1073 patients with documented self-reported ethnicity and a diagnosis of WM (n=985), non-IgM LPL (n=32) or IgM MGCS (n=88) were included. Those with asymptomatic IgM MGUS were excluded. Of 982 with a diagnosis of WM, 12% (114/985) had concurrent MGCS. Across the entire cohort, IgM MGCS comprised peripheral neuropathy including anti-MAG neuropathy (n=114), cold agglutinin disease/syndrome (n=43), AL amyloidosis (n=20), mixed autoimmune haemolytic anaemia (n=13), cryoglobulinaemia (n=8), Schnitzler syndrome (n=8) and C1 esterase deficiency (n=2). Non-IgM LPL had similar baseline characteristics to WM although a trend towards a lower presenting M-protein (7g/l vs 18g/l, p=0.07).

Ethnicity was categorised in accordance with the UK National Census (ethnicity-facts-figures.service.gov.uk). The majority was white (90%; 968/1073: English/Welsh/Scottish/Irish) including 35 patients identified as ‘other’ white. The remaining 105 (10%) were from the following ethnic groups (collectively ‘ethnic minorities’, EM): 54 Asian (22 Indian, 4 Pakistani, 1 Bangladeshi, 7 Chinese, 20 other), 19 Black (5 African, 11 Caribbean, 3 other), 6 Mixed/multiple, 26 Other ethnic group.

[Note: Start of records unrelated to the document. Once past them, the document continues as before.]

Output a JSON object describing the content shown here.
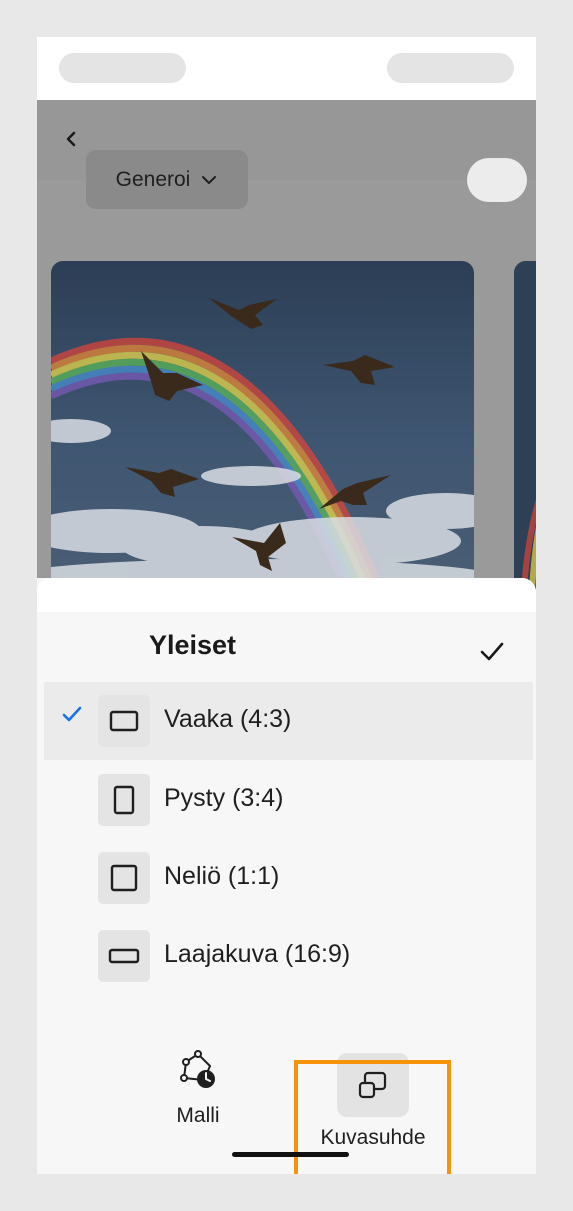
{
  "header": {
    "generate_label": "Generoi"
  },
  "sheet": {
    "section_title": "Yleiset",
    "options": [
      {
        "label": "Vaaka (4:3)",
        "selected": true
      },
      {
        "label": "Pysty (3:4)",
        "selected": false
      },
      {
        "label": "Neliö (1:1)",
        "selected": false
      },
      {
        "label": "Laajakuva (16:9)",
        "selected": false
      }
    ]
  },
  "bottom_tabs": [
    {
      "label": "Malli",
      "icon": "model-clock-icon"
    },
    {
      "label": "Kuvasuhde",
      "icon": "aspect-ratio-icon",
      "highlighted": true
    }
  ],
  "colors": {
    "accent_check": "#1473e6",
    "highlight": "#f7920b"
  }
}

EM presented at a younger age compared to the white cohort (60 vs 65 years, p<0.001) with a lower presenting M-protein at WM diagnosis (11g/l vs 18g/l, p=0.028). A similar proportion of patients had IgM MGCS in white vs EM cohorts (11% vs 8%, p=0.69). In those with IgM MGCS alone, presenting M-protein was similar across both ethnic categories (5g/l vs 3g/l, p=0.36). MYD88 L265P mutation was assessed in 387 WM patients (36%), of which MYD88 L265P was identified in 88% (322/364) and CXCR4 mutation tested in 91 patients and mutated in 29% (26/91). MYD88-mutated WM was observed less frequently in the EM versus white cohorts (79% vs 90%, p=0.05). A similar proportion presented with symptomatic WM across ethnic groups (56% vs 53%, p=0.56). In those with WM diagnosed since 2010 (n=956), median follow up was 8 years (95% CI 7-8), median overall survival was not reached. International Prognostic Scoring System for WM (IPSSWM) was predictive of overall survival. Overall survival estimates did not differ when comparing ethnic groups.


Analysis of the national registry for WM shows that ethnic minorities comprise 10% of WM/IgM MGCS, present with WM at a younger age, a lower M-protein and with a higher proportion of MYD88-wild type cases which may suggest different disease biology. There was no difference in overall survival in our cohort. Limitations include the retrospective analysis of real-world data and incomplete documentation of baseline data. Further analysis of molecular signatures across ethnicities, treatment and outcome is warranted and ongoing.

Disclosures: D'Sa: BeiGene: Consultancy, Honoraria, Research Funding, Speakers Bureau; Janssen: Honoraria, Speakers Bureau; Sanofi: Consultancy, Honoraria; Kite: Consultancy.

*signifies non-member of ASH